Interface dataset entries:
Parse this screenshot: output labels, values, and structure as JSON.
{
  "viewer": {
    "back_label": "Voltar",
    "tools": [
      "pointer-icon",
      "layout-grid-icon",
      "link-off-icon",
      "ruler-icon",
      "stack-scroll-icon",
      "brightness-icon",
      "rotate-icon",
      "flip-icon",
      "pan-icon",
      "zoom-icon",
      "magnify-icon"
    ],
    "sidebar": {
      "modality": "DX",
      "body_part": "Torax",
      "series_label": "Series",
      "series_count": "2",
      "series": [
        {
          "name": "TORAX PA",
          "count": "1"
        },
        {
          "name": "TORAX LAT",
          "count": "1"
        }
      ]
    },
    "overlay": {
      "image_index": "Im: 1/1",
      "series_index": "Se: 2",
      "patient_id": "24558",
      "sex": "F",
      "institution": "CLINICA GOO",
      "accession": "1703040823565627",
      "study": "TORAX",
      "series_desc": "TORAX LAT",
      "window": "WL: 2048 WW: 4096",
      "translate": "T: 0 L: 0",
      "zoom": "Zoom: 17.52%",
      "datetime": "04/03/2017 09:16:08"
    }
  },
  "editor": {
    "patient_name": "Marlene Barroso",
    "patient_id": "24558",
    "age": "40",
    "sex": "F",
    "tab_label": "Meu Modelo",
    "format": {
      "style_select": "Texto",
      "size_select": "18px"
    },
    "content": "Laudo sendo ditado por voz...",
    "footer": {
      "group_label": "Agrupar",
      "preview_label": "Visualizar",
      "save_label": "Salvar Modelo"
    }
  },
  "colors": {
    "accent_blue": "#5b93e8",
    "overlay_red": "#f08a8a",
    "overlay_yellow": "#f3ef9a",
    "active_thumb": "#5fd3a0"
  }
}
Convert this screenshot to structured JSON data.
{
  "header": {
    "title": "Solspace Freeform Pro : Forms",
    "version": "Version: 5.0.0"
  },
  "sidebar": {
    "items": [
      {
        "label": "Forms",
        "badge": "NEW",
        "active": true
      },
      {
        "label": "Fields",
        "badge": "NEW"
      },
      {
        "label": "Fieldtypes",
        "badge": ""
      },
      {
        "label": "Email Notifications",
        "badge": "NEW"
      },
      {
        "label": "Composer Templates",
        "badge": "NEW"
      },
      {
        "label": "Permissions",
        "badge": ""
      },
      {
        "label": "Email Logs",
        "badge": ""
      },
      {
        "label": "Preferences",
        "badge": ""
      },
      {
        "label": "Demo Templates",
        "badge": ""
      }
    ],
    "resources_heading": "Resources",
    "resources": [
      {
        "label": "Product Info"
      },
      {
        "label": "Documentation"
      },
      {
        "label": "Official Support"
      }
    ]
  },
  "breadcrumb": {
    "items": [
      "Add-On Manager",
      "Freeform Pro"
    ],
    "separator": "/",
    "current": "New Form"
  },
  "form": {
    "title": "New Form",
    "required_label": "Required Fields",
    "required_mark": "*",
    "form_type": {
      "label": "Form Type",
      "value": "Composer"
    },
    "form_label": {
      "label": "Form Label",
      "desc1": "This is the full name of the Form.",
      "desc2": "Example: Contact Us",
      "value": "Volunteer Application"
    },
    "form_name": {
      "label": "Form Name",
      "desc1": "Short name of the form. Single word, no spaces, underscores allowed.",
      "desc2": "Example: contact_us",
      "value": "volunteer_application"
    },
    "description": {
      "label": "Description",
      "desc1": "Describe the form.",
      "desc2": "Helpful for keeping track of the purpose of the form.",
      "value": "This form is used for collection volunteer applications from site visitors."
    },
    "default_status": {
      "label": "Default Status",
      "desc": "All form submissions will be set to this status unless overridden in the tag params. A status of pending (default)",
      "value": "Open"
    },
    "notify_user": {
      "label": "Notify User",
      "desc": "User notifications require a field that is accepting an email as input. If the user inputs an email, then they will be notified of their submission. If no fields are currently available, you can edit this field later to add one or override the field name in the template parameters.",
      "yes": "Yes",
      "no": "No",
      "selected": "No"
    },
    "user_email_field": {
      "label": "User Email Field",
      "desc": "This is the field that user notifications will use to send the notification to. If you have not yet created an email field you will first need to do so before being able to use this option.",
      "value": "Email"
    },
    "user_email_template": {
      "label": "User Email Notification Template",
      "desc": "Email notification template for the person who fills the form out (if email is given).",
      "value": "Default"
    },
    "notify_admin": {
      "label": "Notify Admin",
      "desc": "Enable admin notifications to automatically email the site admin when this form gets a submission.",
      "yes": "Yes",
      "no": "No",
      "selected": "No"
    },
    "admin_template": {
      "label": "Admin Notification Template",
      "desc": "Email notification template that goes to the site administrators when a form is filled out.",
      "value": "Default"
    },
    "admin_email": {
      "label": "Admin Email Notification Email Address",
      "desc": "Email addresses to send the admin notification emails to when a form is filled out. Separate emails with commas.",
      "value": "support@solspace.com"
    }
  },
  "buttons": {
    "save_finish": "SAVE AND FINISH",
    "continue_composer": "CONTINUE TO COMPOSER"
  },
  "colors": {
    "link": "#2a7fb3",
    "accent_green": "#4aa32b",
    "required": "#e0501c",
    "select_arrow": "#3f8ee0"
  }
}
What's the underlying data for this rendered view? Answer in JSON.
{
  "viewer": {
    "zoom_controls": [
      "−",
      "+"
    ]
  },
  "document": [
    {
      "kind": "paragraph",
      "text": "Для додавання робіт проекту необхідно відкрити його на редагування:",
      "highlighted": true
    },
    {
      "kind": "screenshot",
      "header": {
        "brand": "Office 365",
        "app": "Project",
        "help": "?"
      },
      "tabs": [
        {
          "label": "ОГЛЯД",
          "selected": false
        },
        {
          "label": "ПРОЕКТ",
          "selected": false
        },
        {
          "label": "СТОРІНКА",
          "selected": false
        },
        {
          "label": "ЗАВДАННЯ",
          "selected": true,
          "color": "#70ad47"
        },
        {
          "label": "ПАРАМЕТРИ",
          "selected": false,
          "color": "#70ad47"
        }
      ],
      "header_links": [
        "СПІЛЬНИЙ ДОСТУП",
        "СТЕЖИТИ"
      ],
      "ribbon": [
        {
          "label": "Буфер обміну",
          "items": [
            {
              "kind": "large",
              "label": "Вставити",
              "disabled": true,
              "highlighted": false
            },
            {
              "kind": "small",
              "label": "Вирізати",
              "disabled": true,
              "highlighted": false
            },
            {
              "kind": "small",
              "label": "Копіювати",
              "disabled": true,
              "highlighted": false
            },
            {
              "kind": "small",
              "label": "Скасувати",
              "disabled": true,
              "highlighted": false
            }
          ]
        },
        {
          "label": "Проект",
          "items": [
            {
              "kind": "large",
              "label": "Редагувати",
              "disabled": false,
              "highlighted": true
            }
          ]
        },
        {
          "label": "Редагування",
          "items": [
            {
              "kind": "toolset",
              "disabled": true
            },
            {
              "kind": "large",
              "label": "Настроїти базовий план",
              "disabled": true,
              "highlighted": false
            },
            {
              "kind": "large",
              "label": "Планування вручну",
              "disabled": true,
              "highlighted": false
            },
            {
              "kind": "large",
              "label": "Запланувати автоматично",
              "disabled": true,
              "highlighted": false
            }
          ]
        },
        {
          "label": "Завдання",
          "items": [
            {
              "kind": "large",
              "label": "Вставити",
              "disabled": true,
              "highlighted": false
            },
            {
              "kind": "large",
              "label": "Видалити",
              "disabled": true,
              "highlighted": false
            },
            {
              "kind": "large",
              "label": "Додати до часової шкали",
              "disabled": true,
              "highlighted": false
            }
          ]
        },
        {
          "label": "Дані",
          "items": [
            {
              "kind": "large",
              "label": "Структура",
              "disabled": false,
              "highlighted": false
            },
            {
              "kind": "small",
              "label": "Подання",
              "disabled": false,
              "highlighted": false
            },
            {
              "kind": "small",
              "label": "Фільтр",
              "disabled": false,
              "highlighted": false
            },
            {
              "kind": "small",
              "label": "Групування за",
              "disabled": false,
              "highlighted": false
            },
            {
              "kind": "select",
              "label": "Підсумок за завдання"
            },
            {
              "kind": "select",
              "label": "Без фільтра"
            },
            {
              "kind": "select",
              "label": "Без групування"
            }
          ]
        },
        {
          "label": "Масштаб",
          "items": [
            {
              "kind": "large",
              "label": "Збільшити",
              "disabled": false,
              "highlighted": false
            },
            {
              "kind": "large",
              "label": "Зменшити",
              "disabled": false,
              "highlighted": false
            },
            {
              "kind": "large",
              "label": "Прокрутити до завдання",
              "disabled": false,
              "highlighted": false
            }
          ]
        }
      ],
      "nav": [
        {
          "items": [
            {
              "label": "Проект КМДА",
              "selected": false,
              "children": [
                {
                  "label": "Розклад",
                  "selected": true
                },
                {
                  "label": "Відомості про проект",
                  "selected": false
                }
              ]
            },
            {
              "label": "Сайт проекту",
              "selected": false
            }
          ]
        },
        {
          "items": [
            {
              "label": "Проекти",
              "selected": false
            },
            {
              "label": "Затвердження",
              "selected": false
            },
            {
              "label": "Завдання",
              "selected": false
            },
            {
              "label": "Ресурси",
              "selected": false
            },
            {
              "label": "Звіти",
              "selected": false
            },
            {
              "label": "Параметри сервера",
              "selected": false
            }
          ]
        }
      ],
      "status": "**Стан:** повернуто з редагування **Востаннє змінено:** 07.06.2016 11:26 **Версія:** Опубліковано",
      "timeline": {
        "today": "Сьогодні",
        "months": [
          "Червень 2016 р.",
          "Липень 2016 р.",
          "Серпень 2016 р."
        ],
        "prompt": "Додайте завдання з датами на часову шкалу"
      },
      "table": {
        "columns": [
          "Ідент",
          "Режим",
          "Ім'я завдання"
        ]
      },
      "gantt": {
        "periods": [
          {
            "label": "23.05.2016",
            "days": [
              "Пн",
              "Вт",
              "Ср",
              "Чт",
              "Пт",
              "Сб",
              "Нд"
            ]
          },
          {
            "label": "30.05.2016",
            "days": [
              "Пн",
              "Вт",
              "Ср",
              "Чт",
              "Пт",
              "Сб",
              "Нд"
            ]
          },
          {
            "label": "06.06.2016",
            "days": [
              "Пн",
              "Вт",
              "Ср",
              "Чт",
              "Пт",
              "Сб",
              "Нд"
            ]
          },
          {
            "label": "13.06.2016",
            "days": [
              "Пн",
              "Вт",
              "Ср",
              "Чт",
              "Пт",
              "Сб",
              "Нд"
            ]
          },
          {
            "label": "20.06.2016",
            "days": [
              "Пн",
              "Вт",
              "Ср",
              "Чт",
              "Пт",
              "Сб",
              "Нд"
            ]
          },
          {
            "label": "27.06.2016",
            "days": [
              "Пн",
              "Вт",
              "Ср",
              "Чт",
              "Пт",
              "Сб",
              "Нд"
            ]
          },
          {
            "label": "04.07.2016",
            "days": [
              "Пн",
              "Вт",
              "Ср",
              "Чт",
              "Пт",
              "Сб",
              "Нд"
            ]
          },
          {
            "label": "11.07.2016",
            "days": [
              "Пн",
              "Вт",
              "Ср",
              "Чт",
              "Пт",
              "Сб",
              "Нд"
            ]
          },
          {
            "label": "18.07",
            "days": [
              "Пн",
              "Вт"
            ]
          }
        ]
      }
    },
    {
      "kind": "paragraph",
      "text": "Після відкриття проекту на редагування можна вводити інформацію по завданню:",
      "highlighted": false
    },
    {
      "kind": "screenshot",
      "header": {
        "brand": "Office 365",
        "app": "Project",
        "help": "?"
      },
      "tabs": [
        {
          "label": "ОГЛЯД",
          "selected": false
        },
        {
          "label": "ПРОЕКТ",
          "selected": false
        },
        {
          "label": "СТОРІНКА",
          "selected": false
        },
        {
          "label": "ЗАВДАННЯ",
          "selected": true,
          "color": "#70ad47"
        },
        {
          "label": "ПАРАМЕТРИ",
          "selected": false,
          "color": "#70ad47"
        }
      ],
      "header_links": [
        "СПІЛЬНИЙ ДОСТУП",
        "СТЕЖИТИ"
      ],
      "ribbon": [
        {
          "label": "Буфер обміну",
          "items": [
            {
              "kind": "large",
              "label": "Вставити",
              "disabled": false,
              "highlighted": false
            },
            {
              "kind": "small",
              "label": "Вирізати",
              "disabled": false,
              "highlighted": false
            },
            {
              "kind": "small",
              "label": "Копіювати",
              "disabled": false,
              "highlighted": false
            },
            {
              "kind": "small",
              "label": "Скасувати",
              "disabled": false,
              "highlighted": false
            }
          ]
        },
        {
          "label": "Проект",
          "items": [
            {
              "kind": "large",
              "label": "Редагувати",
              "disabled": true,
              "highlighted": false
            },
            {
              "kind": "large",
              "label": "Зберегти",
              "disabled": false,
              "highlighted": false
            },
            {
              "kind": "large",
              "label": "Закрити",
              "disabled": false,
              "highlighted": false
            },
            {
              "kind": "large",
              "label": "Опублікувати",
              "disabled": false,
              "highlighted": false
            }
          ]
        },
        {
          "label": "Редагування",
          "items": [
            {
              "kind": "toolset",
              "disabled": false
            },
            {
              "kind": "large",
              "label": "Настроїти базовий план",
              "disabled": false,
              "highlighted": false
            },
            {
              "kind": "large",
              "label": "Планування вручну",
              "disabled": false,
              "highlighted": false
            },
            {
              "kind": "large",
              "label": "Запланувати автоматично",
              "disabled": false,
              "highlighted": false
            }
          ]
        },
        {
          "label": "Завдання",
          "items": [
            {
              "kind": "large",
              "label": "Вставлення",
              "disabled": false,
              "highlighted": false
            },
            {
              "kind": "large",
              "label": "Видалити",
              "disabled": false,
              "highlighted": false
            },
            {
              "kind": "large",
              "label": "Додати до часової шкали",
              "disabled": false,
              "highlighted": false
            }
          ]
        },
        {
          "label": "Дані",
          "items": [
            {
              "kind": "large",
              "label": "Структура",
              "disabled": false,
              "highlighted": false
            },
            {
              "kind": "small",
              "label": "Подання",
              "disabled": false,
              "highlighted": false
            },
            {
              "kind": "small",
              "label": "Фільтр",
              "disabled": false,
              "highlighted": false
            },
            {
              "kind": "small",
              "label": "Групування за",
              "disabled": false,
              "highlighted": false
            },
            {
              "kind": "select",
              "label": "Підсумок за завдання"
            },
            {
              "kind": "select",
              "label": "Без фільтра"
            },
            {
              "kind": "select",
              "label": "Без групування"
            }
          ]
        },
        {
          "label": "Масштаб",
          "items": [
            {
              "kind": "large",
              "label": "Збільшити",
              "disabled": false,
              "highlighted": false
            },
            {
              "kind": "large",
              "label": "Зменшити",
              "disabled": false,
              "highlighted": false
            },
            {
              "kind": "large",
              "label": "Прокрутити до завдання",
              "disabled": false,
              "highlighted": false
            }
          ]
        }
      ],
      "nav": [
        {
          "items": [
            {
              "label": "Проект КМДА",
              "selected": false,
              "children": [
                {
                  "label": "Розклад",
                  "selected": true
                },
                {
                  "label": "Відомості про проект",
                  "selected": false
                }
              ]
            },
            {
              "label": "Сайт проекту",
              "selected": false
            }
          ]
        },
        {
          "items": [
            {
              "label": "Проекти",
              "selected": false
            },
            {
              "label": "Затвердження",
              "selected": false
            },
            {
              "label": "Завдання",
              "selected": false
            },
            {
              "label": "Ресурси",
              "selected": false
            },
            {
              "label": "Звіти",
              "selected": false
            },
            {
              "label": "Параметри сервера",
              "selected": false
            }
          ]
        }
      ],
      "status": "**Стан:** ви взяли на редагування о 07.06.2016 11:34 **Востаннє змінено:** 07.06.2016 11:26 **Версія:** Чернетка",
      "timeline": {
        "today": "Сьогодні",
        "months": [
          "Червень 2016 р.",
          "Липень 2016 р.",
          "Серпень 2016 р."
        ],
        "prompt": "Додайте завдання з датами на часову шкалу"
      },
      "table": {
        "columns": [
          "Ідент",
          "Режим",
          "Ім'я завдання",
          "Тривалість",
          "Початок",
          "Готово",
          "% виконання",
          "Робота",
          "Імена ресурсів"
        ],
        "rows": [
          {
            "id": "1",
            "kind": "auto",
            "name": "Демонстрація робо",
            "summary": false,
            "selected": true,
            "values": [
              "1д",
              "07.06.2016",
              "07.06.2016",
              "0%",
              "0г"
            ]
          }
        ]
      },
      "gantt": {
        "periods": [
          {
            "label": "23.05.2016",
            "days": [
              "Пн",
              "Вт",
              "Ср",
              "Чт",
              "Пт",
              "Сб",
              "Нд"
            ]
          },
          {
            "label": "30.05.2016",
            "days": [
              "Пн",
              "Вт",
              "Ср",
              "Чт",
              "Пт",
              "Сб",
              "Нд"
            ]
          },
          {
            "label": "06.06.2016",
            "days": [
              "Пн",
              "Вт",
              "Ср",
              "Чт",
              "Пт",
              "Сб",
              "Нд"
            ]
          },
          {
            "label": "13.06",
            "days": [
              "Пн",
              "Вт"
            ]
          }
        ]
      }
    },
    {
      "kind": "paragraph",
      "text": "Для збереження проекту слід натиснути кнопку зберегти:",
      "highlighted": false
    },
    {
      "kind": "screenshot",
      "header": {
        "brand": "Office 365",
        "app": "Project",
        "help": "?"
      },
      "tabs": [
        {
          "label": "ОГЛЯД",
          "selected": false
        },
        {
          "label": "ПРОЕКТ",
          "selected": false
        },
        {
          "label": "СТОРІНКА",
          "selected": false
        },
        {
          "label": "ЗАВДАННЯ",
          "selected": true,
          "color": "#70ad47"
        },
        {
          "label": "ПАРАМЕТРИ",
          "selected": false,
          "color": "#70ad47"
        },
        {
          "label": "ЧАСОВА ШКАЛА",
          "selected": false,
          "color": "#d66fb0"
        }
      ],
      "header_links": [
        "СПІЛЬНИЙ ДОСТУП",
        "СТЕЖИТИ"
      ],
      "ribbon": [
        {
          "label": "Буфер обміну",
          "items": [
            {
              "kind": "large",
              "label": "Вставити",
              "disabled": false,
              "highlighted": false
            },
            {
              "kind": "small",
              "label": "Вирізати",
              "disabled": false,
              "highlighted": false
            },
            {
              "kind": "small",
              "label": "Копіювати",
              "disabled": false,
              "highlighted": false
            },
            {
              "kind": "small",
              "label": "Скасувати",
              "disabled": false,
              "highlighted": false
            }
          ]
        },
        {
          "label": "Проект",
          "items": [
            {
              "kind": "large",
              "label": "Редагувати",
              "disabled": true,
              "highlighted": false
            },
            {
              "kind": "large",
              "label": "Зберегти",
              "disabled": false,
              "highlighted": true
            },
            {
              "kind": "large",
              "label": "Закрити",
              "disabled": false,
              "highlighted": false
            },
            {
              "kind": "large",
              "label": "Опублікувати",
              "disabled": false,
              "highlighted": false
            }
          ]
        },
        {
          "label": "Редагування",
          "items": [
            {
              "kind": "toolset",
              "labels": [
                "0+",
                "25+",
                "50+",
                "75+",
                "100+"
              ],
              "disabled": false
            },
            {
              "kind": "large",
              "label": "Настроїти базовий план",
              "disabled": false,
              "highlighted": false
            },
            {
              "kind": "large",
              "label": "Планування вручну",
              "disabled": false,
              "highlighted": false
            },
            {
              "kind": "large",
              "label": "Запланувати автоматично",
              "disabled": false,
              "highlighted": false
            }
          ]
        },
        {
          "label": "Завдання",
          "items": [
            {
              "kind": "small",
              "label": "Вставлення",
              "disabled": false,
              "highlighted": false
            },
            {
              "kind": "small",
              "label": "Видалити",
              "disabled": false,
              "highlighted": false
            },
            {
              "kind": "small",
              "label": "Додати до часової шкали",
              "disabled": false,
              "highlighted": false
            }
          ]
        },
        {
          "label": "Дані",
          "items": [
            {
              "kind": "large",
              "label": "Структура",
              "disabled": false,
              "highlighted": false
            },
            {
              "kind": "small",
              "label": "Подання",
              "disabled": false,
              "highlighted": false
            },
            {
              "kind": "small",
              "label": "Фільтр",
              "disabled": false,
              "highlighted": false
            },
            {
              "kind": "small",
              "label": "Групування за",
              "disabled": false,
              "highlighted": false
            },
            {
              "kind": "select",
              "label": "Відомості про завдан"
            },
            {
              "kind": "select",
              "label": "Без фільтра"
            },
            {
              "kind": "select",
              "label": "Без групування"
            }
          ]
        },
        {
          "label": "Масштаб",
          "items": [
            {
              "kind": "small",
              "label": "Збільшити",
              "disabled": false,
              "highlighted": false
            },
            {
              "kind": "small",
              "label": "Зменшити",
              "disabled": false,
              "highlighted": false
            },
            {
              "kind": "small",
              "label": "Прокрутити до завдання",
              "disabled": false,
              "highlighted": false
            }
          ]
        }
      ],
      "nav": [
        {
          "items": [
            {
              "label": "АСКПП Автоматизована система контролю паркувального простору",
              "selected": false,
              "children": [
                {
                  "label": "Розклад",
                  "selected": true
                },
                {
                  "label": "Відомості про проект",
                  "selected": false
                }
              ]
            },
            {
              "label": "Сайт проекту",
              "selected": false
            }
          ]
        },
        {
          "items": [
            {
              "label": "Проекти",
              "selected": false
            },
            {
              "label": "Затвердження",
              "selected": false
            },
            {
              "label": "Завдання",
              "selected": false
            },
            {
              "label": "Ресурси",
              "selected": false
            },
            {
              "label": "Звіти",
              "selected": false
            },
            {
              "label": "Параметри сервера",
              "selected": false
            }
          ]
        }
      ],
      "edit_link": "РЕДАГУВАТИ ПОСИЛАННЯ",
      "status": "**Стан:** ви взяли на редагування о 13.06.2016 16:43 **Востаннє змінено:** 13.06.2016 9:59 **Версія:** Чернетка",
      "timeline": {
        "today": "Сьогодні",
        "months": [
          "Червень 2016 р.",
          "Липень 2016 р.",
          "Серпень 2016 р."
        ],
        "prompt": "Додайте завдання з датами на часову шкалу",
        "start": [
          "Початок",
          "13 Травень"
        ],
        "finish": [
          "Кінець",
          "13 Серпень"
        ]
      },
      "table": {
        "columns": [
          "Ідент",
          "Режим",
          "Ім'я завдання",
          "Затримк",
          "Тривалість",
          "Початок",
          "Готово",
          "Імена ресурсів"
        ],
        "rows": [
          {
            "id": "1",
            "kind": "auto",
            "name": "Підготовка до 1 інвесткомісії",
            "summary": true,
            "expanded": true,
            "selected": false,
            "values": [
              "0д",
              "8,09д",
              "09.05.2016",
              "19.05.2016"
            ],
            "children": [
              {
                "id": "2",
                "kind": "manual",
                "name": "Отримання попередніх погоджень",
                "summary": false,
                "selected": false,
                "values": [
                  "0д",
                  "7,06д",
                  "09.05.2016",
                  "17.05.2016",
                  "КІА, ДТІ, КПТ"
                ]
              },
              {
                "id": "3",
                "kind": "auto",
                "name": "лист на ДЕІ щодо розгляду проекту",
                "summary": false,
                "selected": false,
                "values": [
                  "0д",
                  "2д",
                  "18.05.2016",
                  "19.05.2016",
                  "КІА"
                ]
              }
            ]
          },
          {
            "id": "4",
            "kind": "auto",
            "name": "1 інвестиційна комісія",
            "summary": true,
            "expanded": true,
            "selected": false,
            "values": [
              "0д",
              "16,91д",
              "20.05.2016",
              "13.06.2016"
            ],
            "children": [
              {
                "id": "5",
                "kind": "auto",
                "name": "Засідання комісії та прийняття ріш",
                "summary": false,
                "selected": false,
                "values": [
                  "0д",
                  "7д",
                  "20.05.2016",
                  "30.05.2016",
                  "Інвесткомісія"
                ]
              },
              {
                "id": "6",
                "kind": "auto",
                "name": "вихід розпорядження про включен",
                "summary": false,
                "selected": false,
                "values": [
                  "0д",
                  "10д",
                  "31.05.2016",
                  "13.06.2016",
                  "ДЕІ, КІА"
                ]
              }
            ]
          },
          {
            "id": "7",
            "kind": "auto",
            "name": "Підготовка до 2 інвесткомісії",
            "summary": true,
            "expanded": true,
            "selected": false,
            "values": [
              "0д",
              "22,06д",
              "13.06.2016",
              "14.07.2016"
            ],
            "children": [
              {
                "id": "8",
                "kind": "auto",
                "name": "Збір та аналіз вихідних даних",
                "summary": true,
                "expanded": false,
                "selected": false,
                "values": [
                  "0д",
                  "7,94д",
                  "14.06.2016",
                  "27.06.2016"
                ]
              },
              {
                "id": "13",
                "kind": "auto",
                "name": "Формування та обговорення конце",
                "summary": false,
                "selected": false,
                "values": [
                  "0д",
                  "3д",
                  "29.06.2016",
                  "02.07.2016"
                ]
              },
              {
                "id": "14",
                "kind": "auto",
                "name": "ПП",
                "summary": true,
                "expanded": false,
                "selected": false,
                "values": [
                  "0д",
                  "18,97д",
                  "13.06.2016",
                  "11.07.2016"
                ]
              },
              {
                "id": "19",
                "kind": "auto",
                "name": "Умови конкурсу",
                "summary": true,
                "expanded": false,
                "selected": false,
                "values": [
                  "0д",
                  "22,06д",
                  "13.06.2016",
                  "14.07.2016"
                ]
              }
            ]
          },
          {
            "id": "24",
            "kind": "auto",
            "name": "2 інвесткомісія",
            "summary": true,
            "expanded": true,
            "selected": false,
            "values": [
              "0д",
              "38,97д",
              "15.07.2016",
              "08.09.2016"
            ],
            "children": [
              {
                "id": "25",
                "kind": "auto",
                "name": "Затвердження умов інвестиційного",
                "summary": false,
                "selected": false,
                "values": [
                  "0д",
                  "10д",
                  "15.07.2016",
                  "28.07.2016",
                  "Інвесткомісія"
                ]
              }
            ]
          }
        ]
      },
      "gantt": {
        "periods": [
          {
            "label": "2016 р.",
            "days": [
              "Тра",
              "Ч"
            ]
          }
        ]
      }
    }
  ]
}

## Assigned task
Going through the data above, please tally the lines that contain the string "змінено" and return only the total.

## Reply to the exercise
3